Extracted data below:
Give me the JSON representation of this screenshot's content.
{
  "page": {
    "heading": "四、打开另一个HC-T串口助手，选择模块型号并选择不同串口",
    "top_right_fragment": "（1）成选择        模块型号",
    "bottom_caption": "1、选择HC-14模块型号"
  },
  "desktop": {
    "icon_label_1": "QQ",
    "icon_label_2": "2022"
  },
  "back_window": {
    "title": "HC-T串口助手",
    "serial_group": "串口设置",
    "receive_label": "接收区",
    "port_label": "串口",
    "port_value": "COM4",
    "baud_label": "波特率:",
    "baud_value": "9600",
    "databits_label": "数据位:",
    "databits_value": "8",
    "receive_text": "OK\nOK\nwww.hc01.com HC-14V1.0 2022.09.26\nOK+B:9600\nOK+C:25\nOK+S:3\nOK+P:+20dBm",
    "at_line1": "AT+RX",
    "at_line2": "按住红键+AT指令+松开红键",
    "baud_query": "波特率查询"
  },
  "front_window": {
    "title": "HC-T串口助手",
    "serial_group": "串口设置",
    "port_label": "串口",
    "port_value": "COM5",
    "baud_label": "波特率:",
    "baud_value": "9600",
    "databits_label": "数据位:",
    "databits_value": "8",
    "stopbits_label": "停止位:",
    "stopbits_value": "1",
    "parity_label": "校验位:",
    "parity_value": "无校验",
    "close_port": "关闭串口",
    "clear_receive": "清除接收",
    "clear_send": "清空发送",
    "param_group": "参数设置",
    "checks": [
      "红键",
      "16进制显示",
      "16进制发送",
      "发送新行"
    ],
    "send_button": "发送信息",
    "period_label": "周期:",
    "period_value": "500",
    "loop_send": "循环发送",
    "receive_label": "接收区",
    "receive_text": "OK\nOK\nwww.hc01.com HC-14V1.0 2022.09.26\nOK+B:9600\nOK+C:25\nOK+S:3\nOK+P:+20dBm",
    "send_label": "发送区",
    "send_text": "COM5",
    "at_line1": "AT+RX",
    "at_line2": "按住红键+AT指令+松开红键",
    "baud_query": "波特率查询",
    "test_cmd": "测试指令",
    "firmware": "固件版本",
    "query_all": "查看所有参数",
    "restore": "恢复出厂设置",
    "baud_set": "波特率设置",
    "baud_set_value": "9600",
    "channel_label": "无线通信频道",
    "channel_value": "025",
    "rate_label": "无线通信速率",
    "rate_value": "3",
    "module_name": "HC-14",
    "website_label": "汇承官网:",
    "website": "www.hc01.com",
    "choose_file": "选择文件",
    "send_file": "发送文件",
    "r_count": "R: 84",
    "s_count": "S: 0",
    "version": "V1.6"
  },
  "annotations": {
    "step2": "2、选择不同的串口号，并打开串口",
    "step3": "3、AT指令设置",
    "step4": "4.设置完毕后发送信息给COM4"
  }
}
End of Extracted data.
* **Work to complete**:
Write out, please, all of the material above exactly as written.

* **Task output**:
Give me the JSON representation of this screenshot's content.
{
  "page": {
    "heading": "四、打开另一个HC-T串口助手，选择模块型号并选择不同串口",
    "top_right_fragment": "（1）成选择        模块型号",
    "bottom_caption": "1、选择HC-14模块型号"
  },
  "desktop": {
    "icon_label_1": "QQ",
    "icon_label_2": "2022"
  },
  "back_window": {
    "title": "HC-T串口助手",
    "serial_group": "串口设置",
    "receive_label": "接收区",
    "port_label": "串口",
    "port_value": "COM4",
    "baud_label": "波特率:",
    "baud_value": "9600",
    "databits_label": "数据位:",
    "databits_value": "8",
    "receive_text": "OK\nOK\nwww.hc01.com HC-14V1.0 2022.09.26\nOK+B:9600\nOK+C:25\nOK+S:3\nOK+P:+20dBm",
    "at_line1": "AT+RX",
    "at_line2": "按住红键+AT指令+松开红键",
    "baud_query": "波特率查询"
  },
  "front_window": {
    "title": "HC-T串口助手",
    "serial_group": "串口设置",
    "port_label": "串口",
    "port_value": "COM5",
    "baud_label": "波特率:",
    "baud_value": "9600",
    "databits_label": "数据位:",
    "databits_value": "8",
    "stopbits_label": "停止位:",
    "stopbits_value": "1",
    "parity_label": "校验位:",
    "parity_value": "无校验",
    "close_port": "关闭串口",
    "clear_receive": "清除接收",
    "clear_send": "清空发送",
    "param_group": "参数设置",
    "checks": [
      "红键",
      "16进制显示",
      "16进制发送",
      "发送新行"
    ],
    "send_button": "发送信息",
    "period_label": "周期:",
    "period_value": "500",
    "loop_send": "循环发送",
    "receive_label": "接收区",
    "receive_text": "OK\nOK\nwww.hc01.com HC-14V1.0 2022.09.26\nOK+B:9600\nOK+C:25\nOK+S:3\nOK+P:+20dBm",
    "send_label": "发送区",
    "send_text": "COM5",
    "at_line1": "AT+RX",
    "at_line2": "按住红键+AT指令+松开红键",
    "baud_query": "波特率查询",
    "test_cmd": "测试指令",
    "firmware": "固件版本",
    "query_all": "查看所有参数",
    "restore": "恢复出厂设置",
    "baud_set": "波特率设置",
    "baud_set_value": "9600",
    "channel_label": "无线通信频道",
    "channel_value": "025",
    "rate_label": "无线通信速率",
    "rate_value": "3",
    "module_name": "HC-14",
    "website_label": "汇承官网:",
    "website": "www.hc01.com",
    "choose_file": "选择文件",
    "send_file": "发送文件",
    "r_count": "R: 84",
    "s_count": "S: 0",
    "version": "V1.6"
  },
  "annotations": {
    "step2": "2、选择不同的串口号，并打开串口",
    "step3": "3、AT指令设置",
    "step4": "4.设置完毕后发送信息给COM4"
  }
}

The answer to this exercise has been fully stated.